Friday, March 23, 2012

Small Things

Knitting small items has its own satisfactions: easily portable, quick to complete, small design challenges to manage.

These little gloves have been made to match the scarf.   Twisted rib gives a nice neat effect.  I knit these flat, on two needles, adapting a couple of patterns. Somehow I always need the support of a pattern for the technical aspects, such as rate of increase for the thumb gusset, and how to construct the fingers on two needles.  But it is very satisfying to be able to try on the item to get a good fit.

Last Friday, I went up to Oxford on the train for a reunion with a college friend who married a Canadian.

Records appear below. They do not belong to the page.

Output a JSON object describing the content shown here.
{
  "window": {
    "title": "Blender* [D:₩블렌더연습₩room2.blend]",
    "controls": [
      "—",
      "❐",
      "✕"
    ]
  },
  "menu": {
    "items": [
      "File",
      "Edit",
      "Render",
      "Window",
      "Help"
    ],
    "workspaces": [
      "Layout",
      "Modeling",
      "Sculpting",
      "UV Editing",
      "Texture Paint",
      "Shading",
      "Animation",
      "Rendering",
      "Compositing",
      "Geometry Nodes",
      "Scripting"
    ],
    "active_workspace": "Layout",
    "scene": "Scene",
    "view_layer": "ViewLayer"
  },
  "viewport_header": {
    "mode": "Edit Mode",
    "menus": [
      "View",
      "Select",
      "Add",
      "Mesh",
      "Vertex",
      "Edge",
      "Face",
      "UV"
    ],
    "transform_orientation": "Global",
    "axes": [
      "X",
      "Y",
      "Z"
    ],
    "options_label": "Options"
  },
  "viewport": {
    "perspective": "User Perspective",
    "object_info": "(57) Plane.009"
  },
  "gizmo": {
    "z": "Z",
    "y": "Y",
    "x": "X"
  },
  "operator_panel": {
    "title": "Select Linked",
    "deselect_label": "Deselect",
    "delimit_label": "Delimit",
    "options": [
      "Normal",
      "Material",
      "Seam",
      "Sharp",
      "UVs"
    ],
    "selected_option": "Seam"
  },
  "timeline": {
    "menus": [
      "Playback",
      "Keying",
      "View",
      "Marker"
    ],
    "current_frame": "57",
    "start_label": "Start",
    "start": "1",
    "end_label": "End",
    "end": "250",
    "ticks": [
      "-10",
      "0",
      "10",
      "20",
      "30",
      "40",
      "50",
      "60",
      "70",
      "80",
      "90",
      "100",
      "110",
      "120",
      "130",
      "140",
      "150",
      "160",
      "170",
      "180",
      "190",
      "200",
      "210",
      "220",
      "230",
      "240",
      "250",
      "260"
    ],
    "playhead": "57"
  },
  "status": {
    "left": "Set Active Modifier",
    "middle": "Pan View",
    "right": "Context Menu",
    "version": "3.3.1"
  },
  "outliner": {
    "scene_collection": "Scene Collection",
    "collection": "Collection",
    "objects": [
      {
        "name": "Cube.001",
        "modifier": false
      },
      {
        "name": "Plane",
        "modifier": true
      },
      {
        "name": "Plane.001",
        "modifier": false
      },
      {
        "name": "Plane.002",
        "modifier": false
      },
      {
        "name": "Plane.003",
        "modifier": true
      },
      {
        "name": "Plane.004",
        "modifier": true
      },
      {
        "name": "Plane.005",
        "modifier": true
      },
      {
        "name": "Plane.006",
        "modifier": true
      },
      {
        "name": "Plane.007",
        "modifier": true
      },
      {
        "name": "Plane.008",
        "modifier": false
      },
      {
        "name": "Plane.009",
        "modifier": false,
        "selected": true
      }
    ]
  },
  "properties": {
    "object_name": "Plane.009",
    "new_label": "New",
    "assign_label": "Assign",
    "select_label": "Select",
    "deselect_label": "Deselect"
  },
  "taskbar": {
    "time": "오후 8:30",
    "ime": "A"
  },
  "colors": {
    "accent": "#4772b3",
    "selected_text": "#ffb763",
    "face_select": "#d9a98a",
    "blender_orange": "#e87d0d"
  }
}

I have not seen her these thirty years, but she was the same in all essentials.  All those years ago, she and I made the costumes for a production of "Royal Hunt of the Sun" in New College.  I recall the versatility of lining fabric; shredded, it did look like feathers when attached  to a cloak, or we thought it did in our innocence.

On the way, I paid what might be a last visit to Annabelinda, which is due to close.  The lovely dresses in there are a delight, although their prices make my eyes water.  I decided I could afford a card of their buttons, covered in antique Chinese braid.  I can see these on a plain brown jacket.

  Covering buttons is an easy and satisfying task.  The second picture shows a button using silk tie fabric from the local silk mill.  I could imagine these becoming addictive.

Saturday, March 03, 2012

Design Inspirations

Recently, I met up with a group of my old college friends.  A few hours spent catching up, eating, drinking...and admiring the lovely merino scarf worn by one of them.  Very subtle discreet patterns in a lovely yarn...  so that when I was looking for a small, portable project to knit on the train as we went into London last week this idea popped into my head.

This is a 4-ply yarn, so it is giving me very good stitch definition on these little patterns from Barbara Walker's "Treasury".  In fact these are such simple patterns that I have taken to inventing my own later in the strip.    I've not finished one 100 gm ball yet, so the yardage is excellent.  Very satisfying as a piece of knitting too.

We went to London to see the Grayson Perry exhibition at the British Museum, which is just finishing.  Certainly an interesting idea to curate artefacts from the collections alongside his own work, although the items chosen tend to be folk art.  More problematic, for me, was the assertion from the outset of the role played by his childhood teddy, Alan Measles.  I think I prefer my art more inscrutable than that.  I'd at least have liked to be able to work out that the bear was a recurring theme for myself.

And here we have my husband's latest production: a shoe-rack for our hall.  Nothing inscrutable about this; it does what it says on the tin.  Yet it has a pleasing honesty and integrity about it, in the grain and texture of its material.